Zerovalent iron (nZVI) nanoparticles have long been used in the electronic and chemical industries due to their magnetic and catalytic properties. Increasingly, applications of nZVI have also been reported in environmental engineering because of their ability to degrade a wide variety of toxic pollutants in soil and water. It is generally assumed that nZVI has a core-shell morphology with zerovalent iron as the core and iron oxide/hydroxide in the shell. This study presents a detailed characterization of the nZVI shell thickness using three independent methods. High-resolution transmission electron microscopy analysis provides direct evidence of the core-shell structure and indicates that the shell thickness of fresh nZVI was predominantly in the range of 2-4 nm. The shell thickness was also determined from high-resolution X-ray photoelectron spectroscopy (HR-XPS) analysis through comparison of the relative integrated intensities of metallic and oxidized iron with a geometric correction applied to account for the curved overlayer. The XPS analysis yielded an average shell thickness in the range of 2.3-2.8 nm. Finally, complete oxidation reaction of the nZVI particles by Cu(II) was used as an indication of the zerovalent iron content of the particles, and these observations further correlate the chemical reactivity of the particles and their shell thicknesses. The three methods yielded remarkably similar results, providing a reliable determination of the shell thickness, which fills an essential gap in our knowledge about the nZVI structure.
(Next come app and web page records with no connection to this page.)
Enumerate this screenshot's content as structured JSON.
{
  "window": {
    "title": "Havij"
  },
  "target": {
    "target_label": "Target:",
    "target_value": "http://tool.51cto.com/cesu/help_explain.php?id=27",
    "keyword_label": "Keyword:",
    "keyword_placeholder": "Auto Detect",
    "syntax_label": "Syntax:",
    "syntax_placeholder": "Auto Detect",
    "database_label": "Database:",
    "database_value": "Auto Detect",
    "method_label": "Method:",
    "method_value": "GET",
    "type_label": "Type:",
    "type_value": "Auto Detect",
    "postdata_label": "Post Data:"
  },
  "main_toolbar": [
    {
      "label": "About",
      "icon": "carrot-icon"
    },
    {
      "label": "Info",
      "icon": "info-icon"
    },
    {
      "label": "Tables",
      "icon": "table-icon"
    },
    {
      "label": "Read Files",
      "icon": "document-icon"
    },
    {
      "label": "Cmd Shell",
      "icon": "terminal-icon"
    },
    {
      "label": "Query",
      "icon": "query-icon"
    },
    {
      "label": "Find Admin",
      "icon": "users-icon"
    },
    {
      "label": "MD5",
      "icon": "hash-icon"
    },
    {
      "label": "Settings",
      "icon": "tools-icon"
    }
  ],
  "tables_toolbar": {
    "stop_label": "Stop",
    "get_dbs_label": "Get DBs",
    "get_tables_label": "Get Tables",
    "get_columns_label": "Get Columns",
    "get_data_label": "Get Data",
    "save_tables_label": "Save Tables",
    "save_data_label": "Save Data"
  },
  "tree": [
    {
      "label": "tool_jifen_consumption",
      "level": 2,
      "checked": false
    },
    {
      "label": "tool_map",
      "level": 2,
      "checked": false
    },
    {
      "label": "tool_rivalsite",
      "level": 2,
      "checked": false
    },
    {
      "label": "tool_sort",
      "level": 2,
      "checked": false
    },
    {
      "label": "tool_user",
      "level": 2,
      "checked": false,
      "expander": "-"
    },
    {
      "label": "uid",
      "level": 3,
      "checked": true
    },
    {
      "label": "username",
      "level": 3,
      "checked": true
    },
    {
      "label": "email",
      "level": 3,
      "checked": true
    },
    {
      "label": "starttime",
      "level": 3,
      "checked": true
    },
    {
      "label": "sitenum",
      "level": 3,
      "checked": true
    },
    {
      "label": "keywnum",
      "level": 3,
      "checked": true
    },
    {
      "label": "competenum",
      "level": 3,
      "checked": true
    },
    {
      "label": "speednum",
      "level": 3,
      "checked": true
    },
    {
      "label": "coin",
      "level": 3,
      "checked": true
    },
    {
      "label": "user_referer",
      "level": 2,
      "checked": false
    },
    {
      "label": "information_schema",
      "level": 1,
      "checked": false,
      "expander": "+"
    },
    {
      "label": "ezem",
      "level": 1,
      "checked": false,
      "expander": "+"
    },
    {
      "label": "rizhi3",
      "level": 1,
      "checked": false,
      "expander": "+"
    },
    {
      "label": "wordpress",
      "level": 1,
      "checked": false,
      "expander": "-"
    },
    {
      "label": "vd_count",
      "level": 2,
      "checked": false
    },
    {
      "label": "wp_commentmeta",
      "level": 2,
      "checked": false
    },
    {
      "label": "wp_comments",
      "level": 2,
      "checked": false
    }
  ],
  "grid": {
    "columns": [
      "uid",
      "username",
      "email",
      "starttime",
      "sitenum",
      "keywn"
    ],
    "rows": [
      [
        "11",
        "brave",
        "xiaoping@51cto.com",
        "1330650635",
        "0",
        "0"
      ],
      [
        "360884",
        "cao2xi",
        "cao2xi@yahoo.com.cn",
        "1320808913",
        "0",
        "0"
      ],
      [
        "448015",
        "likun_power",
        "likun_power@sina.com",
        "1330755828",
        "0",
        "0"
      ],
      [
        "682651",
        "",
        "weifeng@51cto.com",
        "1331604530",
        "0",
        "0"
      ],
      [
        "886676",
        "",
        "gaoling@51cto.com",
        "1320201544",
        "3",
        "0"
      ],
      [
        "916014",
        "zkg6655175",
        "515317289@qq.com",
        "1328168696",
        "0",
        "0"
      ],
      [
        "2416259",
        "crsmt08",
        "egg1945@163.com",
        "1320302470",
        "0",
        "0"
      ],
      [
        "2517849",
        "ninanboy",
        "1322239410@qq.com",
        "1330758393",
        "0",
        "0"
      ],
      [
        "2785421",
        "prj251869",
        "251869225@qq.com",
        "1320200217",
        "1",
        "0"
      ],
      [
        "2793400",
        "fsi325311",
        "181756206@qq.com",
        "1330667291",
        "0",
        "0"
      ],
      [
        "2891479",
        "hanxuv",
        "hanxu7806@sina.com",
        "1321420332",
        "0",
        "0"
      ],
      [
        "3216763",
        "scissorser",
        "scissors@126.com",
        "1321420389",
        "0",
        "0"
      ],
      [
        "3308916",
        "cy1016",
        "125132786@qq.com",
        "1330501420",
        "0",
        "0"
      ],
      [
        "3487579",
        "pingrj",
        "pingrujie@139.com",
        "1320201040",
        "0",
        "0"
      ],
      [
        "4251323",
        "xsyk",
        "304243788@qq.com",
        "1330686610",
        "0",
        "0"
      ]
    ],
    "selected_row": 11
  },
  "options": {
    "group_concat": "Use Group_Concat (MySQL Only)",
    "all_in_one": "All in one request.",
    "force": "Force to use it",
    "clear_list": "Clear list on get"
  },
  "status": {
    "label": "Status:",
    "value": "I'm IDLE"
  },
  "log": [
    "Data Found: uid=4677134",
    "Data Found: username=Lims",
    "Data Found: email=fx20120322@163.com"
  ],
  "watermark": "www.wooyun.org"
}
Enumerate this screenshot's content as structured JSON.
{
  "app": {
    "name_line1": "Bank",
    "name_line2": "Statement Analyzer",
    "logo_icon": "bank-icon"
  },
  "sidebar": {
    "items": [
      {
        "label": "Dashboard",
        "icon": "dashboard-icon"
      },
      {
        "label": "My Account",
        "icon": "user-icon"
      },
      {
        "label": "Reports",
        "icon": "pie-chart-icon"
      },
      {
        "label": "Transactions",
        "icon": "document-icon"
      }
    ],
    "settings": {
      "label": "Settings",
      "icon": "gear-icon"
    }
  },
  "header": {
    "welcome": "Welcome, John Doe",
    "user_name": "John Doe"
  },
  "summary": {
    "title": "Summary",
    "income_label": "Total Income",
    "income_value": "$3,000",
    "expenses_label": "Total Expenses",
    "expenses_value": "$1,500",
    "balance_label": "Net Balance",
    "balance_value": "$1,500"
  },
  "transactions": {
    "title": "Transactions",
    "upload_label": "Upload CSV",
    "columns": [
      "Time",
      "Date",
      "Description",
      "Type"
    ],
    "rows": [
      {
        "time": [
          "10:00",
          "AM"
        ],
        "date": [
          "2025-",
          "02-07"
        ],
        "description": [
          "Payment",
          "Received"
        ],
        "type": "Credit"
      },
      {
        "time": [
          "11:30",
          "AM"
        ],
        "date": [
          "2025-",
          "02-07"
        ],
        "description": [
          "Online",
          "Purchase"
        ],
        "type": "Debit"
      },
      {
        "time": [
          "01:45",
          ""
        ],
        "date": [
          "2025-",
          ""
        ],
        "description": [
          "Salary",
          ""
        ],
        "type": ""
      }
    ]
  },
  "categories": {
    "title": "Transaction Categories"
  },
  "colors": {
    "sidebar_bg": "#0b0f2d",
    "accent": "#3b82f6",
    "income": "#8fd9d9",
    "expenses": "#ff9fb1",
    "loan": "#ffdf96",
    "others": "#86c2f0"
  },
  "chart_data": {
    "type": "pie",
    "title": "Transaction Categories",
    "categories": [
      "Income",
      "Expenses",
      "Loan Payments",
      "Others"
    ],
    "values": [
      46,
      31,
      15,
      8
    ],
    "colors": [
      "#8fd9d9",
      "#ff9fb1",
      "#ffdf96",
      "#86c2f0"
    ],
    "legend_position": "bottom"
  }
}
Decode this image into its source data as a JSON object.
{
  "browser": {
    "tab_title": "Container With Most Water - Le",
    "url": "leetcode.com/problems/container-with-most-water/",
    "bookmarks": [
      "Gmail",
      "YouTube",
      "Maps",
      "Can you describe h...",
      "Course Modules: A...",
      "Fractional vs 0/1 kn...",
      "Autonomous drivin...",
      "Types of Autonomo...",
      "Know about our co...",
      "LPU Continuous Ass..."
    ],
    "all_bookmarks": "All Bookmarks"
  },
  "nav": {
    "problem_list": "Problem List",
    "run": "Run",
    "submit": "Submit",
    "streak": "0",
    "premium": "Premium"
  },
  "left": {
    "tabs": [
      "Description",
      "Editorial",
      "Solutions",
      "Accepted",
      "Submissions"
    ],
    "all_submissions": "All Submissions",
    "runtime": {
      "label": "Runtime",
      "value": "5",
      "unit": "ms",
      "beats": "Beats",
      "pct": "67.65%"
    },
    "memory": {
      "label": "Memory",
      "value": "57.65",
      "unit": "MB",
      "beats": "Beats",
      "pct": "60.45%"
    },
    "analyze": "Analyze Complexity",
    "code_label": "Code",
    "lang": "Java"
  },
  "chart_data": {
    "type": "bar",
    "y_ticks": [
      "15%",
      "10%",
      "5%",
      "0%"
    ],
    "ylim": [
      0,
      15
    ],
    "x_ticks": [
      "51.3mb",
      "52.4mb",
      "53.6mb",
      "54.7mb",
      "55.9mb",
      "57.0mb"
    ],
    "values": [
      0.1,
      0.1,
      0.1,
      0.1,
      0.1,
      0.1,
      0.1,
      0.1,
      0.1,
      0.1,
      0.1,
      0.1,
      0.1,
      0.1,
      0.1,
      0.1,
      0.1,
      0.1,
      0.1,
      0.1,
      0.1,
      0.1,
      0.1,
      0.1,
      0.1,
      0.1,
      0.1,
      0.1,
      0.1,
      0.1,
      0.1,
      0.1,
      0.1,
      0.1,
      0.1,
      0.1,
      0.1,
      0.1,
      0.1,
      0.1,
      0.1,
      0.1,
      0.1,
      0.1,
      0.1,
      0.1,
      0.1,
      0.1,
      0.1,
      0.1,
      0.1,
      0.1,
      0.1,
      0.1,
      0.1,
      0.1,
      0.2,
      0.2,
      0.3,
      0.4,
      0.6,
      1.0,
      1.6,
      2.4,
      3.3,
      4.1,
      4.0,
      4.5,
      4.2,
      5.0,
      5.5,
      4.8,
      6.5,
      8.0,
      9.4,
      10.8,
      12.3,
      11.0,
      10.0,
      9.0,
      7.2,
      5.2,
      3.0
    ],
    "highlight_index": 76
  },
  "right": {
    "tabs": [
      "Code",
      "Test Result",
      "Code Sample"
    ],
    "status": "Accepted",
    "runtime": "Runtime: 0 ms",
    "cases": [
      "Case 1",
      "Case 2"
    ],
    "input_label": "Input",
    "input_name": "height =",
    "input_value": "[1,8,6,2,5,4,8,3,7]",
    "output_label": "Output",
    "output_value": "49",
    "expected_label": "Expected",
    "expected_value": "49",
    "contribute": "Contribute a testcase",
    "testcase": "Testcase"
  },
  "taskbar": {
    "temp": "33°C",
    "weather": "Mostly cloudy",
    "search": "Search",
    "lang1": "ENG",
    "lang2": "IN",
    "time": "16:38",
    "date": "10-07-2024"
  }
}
The methods presented in this work can also be applied to the study of the aging process of nZVI and may also prove useful for the measurement and characterization of other metallic nanoparticles.
All Science Journal Classification (ASJC) codes
- Condensed Matter Physics
- Materials Science(all)
- Surfaces and Interfaces